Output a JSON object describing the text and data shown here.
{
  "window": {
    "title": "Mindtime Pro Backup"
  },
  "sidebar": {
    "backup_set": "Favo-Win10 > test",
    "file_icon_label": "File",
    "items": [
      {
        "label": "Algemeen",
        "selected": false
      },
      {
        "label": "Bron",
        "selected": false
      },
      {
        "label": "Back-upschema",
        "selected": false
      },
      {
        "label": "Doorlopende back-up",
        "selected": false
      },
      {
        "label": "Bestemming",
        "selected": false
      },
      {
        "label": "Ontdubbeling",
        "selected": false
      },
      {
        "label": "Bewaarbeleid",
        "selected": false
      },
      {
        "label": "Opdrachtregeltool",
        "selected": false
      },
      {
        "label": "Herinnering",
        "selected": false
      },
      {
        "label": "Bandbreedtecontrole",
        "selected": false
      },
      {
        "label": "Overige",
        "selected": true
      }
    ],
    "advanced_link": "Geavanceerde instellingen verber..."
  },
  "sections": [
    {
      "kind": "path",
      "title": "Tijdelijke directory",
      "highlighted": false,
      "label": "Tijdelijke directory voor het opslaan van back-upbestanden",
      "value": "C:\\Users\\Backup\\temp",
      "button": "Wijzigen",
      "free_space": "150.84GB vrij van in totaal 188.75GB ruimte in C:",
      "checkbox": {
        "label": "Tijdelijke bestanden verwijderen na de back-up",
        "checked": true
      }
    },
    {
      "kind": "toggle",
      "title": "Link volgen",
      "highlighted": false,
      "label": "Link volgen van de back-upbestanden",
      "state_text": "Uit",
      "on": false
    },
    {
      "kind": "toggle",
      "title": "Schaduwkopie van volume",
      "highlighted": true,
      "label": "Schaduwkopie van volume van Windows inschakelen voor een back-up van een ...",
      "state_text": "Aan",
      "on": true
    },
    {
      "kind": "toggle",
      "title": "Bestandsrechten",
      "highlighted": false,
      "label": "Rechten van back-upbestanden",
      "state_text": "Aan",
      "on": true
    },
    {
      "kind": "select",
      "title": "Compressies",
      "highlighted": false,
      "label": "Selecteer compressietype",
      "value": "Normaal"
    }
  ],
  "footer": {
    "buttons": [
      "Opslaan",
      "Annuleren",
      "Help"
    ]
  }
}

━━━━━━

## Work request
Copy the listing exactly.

## Response to the exercise
Output a JSON object describing the text and data shown here.
{
  "window": {
    "title": "Mindtime Pro Backup"
  },
  "sidebar": {
    "backup_set": "Favo-Win10 > test",
    "file_icon_label": "File",
    "items": [
      {
        "label": "Algemeen",
        "selected": false
      },
      {
        "label": "Bron",
        "selected": false
      },
      {
        "label": "Back-upschema",
        "selected": false
      },
      {
        "label": "Doorlopende back-up",
        "selected": false
      },
      {
        "label": "Bestemming",
        "selected": false
      },
      {
        "label": "Ontdubbeling",
        "selected": false
      },
      {
        "label": "Bewaarbeleid",
        "selected": false
      },
      {
        "label": "Opdrachtregeltool",
        "selected": false
      },
      {
        "label": "Herinnering",
        "selected": false
      },
      {
        "label": "Bandbreedtecontrole",
        "selected": false
      },
      {
        "label": "Overige",
        "selected": true
      }
    ],
    "advanced_link": "Geavanceerde instellingen verber..."
  },
  "sections": [
    {
      "kind": "path",
      "title": "Tijdelijke directory",
      "highlighted": false,
      "label": "Tijdelijke directory voor het opslaan van back-upbestanden",
      "value": "C:\\Users\\Backup\\temp",
      "button": "Wijzigen",
      "free_space": "150.84GB vrij van in totaal 188.75GB ruimte in C:",
      "checkbox": {
        "label": "Tijdelijke bestanden verwijderen na de back-up",
        "checked": true
      }
    },
    {
      "kind": "toggle",
      "title": "Link volgen",
      "highlighted": false,
      "label": "Link volgen van de back-upbestanden",
      "state_text": "Uit",
      "on": false
    },
    {
      "kind": "toggle",
      "title": "Schaduwkopie van volume",
      "highlighted": true,
      "label": "Schaduwkopie van volume van Windows inschakelen voor een back-up van een ...",
      "state_text": "Aan",
      "on": true
    },
    {
      "kind": "toggle",
      "title": "Bestandsrechten",
      "highlighted": false,
      "label": "Rechten van back-upbestanden",
      "state_text": "Aan",
      "on": true
    },
    {
      "kind": "select",
      "title": "Compressies",
      "highlighted": false,
      "label": "Selecteer compressietype",
      "value": "Normaal"
    }
  ],
  "footer": {
    "buttons": [
      "Opslaan",
      "Annuleren",
      "Help"
    ]
  }
}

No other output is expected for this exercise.